══ Data excerpts

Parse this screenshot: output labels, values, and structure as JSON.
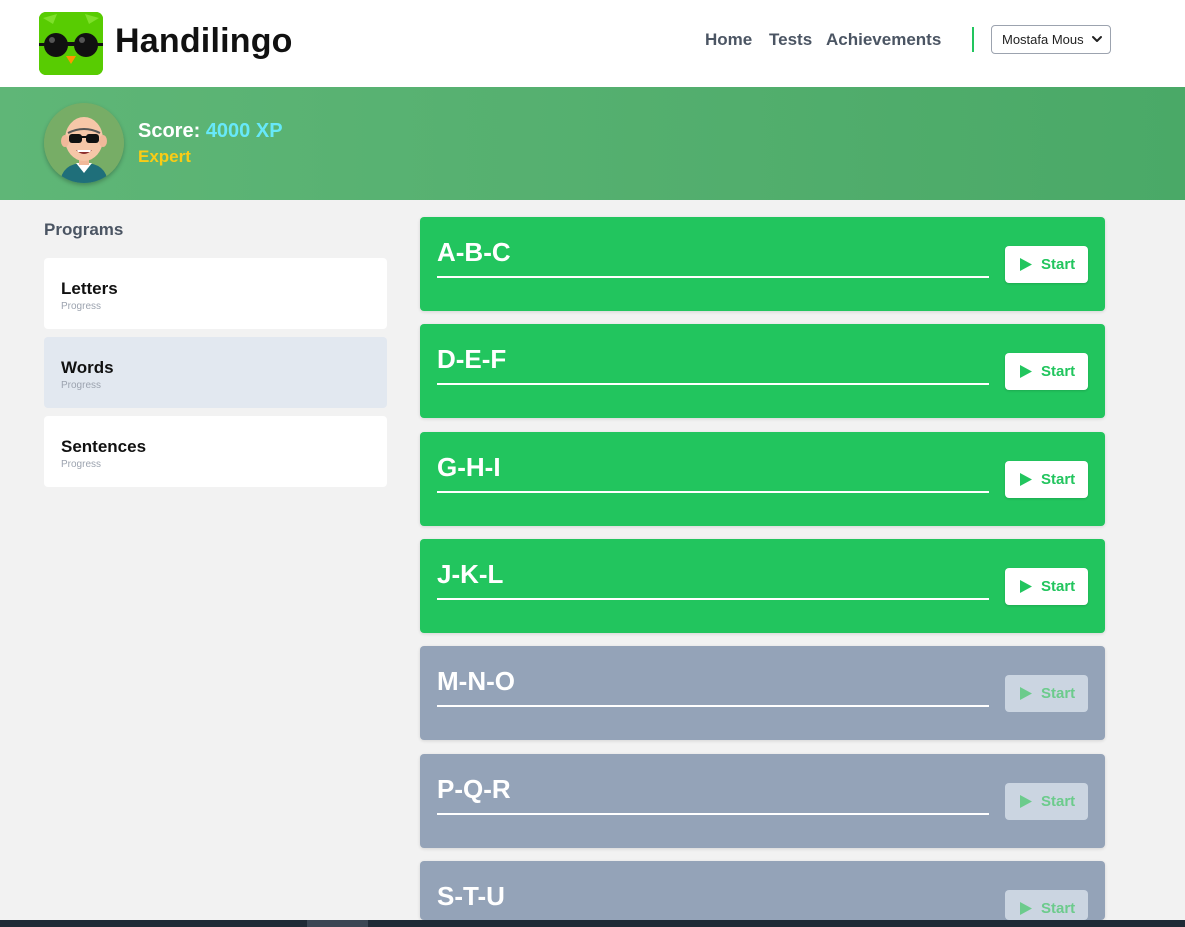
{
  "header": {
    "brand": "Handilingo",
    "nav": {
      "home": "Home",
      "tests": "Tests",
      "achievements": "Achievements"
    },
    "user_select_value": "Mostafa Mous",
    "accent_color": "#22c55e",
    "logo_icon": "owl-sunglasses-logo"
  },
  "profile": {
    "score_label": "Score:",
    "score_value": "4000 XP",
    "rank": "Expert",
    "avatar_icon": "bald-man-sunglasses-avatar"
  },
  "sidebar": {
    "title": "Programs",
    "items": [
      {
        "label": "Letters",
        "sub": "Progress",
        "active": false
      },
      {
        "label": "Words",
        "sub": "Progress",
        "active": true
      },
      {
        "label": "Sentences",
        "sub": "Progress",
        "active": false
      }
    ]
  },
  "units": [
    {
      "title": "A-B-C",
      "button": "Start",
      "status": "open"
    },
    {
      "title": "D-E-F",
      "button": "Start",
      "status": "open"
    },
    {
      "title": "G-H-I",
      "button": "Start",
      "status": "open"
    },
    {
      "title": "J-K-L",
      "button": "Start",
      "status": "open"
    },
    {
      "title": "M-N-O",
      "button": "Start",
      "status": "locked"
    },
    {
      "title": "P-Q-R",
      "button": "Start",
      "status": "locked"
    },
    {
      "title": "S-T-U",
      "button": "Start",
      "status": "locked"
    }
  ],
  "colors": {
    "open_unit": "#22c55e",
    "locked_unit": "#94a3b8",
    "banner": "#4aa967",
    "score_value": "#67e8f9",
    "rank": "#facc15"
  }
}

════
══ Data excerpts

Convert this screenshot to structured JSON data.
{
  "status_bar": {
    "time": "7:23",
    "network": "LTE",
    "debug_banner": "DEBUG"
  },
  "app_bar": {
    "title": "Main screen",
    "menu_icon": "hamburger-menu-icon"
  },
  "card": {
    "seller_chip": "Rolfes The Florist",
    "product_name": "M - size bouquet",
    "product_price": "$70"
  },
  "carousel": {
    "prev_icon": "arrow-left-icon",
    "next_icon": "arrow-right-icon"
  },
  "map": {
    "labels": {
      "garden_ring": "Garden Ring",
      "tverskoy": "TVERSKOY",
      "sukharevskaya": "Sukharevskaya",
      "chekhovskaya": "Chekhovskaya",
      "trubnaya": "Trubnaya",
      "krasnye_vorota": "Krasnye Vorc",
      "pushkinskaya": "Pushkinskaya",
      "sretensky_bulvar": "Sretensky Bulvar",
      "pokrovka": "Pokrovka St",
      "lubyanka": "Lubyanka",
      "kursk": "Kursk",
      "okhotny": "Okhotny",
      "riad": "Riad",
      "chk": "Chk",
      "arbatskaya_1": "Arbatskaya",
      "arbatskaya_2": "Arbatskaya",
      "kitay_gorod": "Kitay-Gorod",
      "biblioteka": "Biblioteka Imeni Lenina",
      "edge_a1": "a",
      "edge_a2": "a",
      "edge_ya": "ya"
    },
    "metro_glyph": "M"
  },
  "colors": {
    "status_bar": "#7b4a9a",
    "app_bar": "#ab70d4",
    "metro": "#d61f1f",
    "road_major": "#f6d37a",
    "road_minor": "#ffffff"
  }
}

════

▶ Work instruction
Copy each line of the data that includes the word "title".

▶ Result of the exercise
    "title": "Programs",
      "title": "A-B-C",
      "title": "D-E-F",
      "title": "G-H-I",
      "title": "J-K-L",
      "title": "M-N-O",
      "title": "P-Q-R",
      "title": "S-T-U",
    "title": "Main screen",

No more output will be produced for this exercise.